START Record extracts
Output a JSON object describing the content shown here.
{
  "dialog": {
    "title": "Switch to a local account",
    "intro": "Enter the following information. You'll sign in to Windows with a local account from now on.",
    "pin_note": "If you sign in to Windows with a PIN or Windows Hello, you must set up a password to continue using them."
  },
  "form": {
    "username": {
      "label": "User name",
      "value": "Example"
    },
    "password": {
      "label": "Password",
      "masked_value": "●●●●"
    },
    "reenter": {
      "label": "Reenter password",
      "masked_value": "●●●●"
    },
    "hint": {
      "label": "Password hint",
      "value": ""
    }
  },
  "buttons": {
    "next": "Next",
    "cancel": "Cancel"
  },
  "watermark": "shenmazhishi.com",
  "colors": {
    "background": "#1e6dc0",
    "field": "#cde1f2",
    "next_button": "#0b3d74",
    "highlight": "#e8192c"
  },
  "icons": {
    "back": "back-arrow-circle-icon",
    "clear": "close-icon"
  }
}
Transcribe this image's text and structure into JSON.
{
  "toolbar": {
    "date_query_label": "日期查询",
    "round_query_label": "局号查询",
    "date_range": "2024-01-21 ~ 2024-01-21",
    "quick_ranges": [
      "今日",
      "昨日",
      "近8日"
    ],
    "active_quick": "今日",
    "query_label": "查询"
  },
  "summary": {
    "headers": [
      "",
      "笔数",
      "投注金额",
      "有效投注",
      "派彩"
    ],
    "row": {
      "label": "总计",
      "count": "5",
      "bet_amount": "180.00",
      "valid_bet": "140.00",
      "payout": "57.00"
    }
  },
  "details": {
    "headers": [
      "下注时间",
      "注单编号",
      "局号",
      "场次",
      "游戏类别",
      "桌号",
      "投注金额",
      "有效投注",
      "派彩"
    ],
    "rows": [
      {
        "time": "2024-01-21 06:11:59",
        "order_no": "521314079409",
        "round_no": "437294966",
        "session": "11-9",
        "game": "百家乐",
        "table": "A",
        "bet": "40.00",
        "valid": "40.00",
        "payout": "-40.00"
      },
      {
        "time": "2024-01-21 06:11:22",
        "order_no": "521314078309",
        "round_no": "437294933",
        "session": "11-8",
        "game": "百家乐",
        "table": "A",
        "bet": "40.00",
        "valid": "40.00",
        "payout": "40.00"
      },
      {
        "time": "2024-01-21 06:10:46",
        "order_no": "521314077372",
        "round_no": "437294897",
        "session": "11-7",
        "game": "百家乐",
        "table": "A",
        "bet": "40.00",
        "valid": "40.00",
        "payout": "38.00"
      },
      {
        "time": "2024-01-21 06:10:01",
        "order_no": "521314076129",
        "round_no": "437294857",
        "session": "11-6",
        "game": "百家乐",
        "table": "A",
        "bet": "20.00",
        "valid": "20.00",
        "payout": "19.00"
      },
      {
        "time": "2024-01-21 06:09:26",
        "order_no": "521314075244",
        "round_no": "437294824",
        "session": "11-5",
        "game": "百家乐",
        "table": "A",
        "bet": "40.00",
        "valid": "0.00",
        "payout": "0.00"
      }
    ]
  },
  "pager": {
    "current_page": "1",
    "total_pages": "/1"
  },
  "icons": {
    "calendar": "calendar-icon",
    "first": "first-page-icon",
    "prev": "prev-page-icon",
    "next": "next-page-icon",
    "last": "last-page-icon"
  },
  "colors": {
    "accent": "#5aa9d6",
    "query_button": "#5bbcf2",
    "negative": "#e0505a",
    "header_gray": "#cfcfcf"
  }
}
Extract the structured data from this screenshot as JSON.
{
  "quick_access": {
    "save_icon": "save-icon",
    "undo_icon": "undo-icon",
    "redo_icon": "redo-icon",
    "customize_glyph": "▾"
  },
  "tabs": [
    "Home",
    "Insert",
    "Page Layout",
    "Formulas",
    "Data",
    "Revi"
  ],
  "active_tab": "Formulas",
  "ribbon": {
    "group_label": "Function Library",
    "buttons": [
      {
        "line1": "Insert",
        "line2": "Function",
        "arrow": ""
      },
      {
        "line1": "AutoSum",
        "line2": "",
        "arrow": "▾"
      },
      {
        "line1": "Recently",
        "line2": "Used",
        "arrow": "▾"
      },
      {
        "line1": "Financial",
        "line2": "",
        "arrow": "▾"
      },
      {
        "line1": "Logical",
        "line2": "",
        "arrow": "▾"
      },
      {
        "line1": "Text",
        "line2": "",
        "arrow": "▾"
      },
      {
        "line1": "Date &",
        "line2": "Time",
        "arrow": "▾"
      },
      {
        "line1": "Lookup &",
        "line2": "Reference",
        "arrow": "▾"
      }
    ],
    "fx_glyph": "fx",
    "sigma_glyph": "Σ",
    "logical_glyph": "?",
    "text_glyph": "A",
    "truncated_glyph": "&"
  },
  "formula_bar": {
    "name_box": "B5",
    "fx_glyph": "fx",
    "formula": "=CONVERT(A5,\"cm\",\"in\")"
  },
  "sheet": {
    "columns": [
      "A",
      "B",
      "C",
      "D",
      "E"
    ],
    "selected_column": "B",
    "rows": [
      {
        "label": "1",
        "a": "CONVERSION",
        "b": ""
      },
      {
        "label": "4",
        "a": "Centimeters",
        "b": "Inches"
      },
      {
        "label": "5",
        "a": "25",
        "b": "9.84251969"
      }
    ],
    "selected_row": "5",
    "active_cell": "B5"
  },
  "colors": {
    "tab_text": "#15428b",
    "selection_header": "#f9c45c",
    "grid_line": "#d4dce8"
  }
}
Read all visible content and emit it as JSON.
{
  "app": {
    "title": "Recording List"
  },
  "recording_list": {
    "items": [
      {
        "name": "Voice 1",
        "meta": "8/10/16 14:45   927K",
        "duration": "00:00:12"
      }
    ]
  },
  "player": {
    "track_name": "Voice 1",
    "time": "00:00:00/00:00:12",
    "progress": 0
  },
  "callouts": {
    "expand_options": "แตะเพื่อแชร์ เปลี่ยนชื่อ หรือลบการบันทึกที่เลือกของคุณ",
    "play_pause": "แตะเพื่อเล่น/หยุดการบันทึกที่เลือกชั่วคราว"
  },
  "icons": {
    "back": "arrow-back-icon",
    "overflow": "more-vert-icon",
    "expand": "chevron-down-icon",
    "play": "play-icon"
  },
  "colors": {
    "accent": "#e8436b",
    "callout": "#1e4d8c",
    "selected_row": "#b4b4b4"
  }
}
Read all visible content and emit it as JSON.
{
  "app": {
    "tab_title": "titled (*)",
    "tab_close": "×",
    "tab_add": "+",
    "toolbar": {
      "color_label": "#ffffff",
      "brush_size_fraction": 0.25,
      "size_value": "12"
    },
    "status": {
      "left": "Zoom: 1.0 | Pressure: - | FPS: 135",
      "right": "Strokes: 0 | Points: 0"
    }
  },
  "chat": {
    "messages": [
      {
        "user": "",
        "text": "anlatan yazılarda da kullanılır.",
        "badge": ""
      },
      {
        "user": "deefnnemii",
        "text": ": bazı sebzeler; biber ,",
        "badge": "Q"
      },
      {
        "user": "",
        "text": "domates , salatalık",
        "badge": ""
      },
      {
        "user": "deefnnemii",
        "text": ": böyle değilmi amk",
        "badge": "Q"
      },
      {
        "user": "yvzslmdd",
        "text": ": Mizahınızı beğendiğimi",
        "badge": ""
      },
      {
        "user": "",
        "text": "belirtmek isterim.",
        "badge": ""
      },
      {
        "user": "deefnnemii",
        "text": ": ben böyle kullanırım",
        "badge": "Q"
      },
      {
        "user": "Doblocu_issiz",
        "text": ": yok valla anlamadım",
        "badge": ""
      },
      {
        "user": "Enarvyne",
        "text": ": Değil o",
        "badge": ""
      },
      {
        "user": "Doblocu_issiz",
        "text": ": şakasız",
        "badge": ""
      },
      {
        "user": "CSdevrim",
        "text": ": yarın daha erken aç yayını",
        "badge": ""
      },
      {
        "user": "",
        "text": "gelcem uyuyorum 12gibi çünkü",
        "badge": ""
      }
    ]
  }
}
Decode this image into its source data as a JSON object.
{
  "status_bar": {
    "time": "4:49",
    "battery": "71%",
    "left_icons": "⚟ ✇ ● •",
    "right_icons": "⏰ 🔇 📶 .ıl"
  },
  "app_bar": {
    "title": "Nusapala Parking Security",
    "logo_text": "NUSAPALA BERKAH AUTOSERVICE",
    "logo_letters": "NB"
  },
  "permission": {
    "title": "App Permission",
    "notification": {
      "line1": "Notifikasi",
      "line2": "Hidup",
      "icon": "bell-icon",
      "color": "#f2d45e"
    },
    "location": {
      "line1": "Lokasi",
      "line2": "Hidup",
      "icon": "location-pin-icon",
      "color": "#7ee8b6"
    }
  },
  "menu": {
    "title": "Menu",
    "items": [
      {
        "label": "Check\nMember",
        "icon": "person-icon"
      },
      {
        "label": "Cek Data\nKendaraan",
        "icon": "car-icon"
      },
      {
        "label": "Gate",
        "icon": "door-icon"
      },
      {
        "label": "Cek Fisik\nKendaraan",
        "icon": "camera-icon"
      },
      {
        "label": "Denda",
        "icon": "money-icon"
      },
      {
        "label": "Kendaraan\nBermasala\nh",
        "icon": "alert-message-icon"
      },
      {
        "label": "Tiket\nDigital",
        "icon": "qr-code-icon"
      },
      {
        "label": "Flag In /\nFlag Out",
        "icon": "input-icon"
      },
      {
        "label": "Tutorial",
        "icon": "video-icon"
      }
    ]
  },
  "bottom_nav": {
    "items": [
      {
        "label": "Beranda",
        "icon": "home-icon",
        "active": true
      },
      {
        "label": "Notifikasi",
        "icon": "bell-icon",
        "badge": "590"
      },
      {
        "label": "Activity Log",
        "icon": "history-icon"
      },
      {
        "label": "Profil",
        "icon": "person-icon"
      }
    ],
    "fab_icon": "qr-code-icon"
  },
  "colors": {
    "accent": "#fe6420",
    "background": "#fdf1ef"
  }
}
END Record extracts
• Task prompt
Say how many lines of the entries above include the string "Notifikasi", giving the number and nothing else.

• Task solution
2